So for the second weekend on the trot I am tired but happy.  I think the weather is starting to turn so I will need to start moving tender plants under cover in the next week or so.  In the meantime I am researching shrubs for the border above and also peonies for somewhere else.

Book Review: The Greenhouse Gardener’s Manual

greenhouse book

As a gardener who uses their greenhouse for more than tomatoes and annual seedlings I was interested to receive a review copy of The Greenhouse Gardener’s Manual by Roger Marshall from Timber Press.  There aren’t many books on greenhouse gardening and in fact they rarely appear in the media so I thought it would be interesting to see if the author brought a different approach.

The book is fairly accessible and covers all the aspects of having a greenhouse you would expect – different types, where to locate, how to heat, ventilate, and water and recommendations on what equipment or layout you should consider.  I have one quibble with the recommendations on staging which proposes slatted benches as the best option.  I dispute this as my experience is that you have to be very careful what you put under the slats.  If like me you have trays of seedlings you are trying to accommodate in a tiny space then having an area where any seed trays will be subject to large plops of runoff from the shelf above is not great.  Although, of course, the author has a very large greenhouse so this isn’t such a consideration.

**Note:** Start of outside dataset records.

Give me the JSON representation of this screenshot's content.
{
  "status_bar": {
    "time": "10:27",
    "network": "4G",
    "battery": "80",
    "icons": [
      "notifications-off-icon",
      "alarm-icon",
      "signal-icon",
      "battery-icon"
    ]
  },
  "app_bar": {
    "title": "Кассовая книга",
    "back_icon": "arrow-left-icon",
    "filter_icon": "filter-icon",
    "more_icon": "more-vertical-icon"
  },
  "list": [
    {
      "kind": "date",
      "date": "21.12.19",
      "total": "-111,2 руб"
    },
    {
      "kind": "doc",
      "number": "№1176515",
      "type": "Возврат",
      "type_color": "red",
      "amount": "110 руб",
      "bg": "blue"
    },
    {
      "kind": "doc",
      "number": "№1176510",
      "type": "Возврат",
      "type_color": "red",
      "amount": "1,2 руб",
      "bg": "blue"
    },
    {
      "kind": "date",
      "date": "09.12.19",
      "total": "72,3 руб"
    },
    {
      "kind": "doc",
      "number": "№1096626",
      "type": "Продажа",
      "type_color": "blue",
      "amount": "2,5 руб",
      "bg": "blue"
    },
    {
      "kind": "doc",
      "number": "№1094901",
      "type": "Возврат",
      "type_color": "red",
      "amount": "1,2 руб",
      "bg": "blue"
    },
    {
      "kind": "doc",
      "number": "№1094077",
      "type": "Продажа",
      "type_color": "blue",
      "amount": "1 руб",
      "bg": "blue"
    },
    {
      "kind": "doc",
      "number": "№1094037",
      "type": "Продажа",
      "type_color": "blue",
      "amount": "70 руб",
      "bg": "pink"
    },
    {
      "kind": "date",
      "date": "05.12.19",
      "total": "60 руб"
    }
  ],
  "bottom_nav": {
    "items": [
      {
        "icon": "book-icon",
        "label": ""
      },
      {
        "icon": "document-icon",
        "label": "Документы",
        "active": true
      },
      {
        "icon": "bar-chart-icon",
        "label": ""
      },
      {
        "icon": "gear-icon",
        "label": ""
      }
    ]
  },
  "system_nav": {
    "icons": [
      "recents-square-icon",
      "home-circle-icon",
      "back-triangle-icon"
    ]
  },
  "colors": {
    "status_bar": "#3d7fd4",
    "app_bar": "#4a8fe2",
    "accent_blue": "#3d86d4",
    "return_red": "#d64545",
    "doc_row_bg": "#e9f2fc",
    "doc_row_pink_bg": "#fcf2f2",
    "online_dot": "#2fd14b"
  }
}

However what I found more interesting than the run of the mill setting up your greenhouse stuff and the propagation advice was the sections on the different uses you can put your greenhouse to.  There is the expected vegetable and fruit growing uses but also a significant section on using your space for growing orchids which is fascinating especially to someone, like me, who is incapable of making even Moth Orchids reflower.  Also interesting were the cactus and succulents and bromeliads.  I wasn’t so convinced by the section on herbs as I was surprised at the idea of growing rosemary and bay in the greenhouse but I suppose if you are in certain parts of the US with very long winters then this might be more normal to you.  What was very unusual and unexpected was a section on growing plants without soil, hydroponics, which goes into enough detail to give any one interested in this a good start.

The section that really interested me were the ornamentals, either flower or foliage, and a good selection were included ranging from bulbs through to shrubs such as Gardenias.  The range of plants included and the advice on looking after them under glass would make this an interesting book for someone who wanted to use their conservatory for plants.

As you would expect there is a section at the back of the book on pests and diseases, some of which are illustrated although personally I would l have liked to see more photographs of these as they are quite hard to identify for the novice.

Overall I think this is a good book for someone who is thinking about investing in a greenhouse but even more so for someone who already has a greenhouse which seems to sit empty for a significant part of the year when the tomatoes have gone over.  The range and diversity of plants that can be grown and give you something to enjoy during the winter, whether edible or ornamental, is often underestimated. The Greenhouse Gardener’s Manual certainly makes you consider alternatives and is well worth a read.